Tech Obsessive?
Become an Insider to get the story behind the story — and before anyone else.

Subscribe today
More from Intelligent Machines

Artificial intelligence and robots are transforming how we work and live.

Want more award-winning journalism? Subscribe and become an Insider.
  • Insider Plus {! insider.prices.plus !}* Best Value

    {! insider.display.menuOptionsLabel !}

    Everything included in Insider Basic, plus the digital magazine, extensive archive, ad-free web experience, and discounts to partner offerings and MIT Technology Review events.

    See details+

    What's Included

    Unlimited 24/7 access to MIT Technology Review’s website

    The Download: our daily newsletter of what's important in technology and innovation

    Bimonthly print magazine (6 issues per year)

    Bimonthly digital/PDF edition

    Access to the magazine PDF archive—thousands of articles going back to 1899 at your fingertips

    Special interest publications

    Discount to MIT Technology Review events

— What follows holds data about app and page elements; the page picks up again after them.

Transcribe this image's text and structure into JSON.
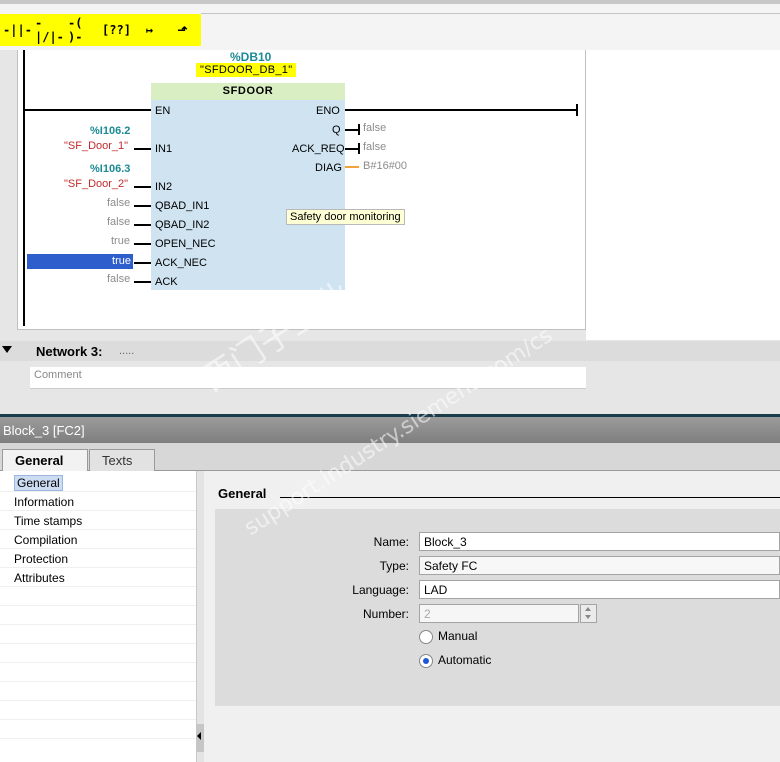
{
  "toolbar": {
    "buttons": [
      {
        "icon": "no-contact-icon",
        "glyph": "-||-"
      },
      {
        "icon": "nc-contact-icon",
        "glyph": "-|/|-"
      },
      {
        "icon": "coil-icon",
        "glyph": "-( )-"
      },
      {
        "icon": "empty-box-icon",
        "glyph": "[??]"
      },
      {
        "icon": "open-branch-icon",
        "glyph": "↦"
      },
      {
        "icon": "close-branch-icon",
        "glyph": "⬏"
      }
    ]
  },
  "network": {
    "instance_address": "%DB10",
    "instance_name": "\"SFDOOR_DB_1\"",
    "block_title": "SFDOOR",
    "tooltip": "Safety door monitoring",
    "inputs": [
      {
        "pin": "EN"
      },
      {
        "pin": "IN1",
        "address": "%I106.2",
        "symbol": "\"SF_Door_1\""
      },
      {
        "pin": "IN2",
        "address": "%I106.3",
        "symbol": "\"SF_Door_2\""
      },
      {
        "pin": "QBAD_IN1",
        "value": "false"
      },
      {
        "pin": "QBAD_IN2",
        "value": "false"
      },
      {
        "pin": "OPEN_NEC",
        "value": "true"
      },
      {
        "pin": "ACK_NEC",
        "value": "true"
      },
      {
        "pin": "ACK",
        "value": "false"
      }
    ],
    "outputs": [
      {
        "pin": "ENO"
      },
      {
        "pin": "Q",
        "value": "false"
      },
      {
        "pin": "ACK_REQ",
        "value": "false"
      },
      {
        "pin": "DIAG",
        "value": "B#16#00"
      }
    ]
  },
  "network3": {
    "title": "Network 3:",
    "dots": ".....",
    "comment_placeholder": "Comment"
  },
  "properties": {
    "title": "Block_3 [FC2]",
    "tabs": [
      "General",
      "Texts"
    ],
    "nav": [
      "General",
      "Information",
      "Time stamps",
      "Compilation",
      "Protection",
      "Attributes"
    ],
    "section_title": "General",
    "fields": {
      "name_label": "Name:",
      "name_value": "Block_3",
      "type_label": "Type:",
      "type_value": "Safety FC",
      "language_label": "Language:",
      "language_value": "LAD",
      "number_label": "Number:",
      "number_value": "2"
    },
    "radios": {
      "manual": "Manual",
      "automatic": "Automatic"
    }
  },
  "watermark": {
    "line1": "西门子工业  技术论坛",
    "line2": "support.industry.siemens.com/cs"
  },
  "colors": {
    "toolbar_yellow": "#ffff00",
    "fb_blue": "#cfe3f1",
    "fb_title_green": "#d9eec3",
    "address_teal": "#1b8b94",
    "symbol_red": "#c22b2b",
    "selection_blue": "#2e5dcc",
    "diag_orange": "#f4a235"
  }
}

    Special discounts to select partner offerings

    Ad-free web experience

  • Insider Basic {! insider.prices.basic !}*

    {! insider.display.menuOptionsLabel !}

    Six issues of our award winning print magazine, unlimited online access plus The Download with the top tech stories delivered daily to your inbox.

    See details+

    What's Included

    Unlimited 24/7 access to MIT Technology Review’s website

    The Download: our daily newsletter of what's important in technology and innovation

    Bimonthly print magazine (6 issues per year)

  • Insider Online Only {! insider.prices.online !}*

    {! insider.display.menuOptionsLabel !}

    Unlimited online access including articles and video, plus The Download with the top tech stories delivered daily to your inbox.

    See details+

    What's Included

    Unlimited 24/7 access to MIT Technology Review’s website

    The Download: our daily newsletter of what's important in technology and innovation

/3
You've read of three free articles this month. for unlimited online access. You've read of three free articles this month. for unlimited online access. This is your last free article this month. for unlimited online access. You've read all your free articles this month. for unlimited online access. You've read of three free articles this month. for more, or for unlimited online access. for two more free articles, or for unlimited online access.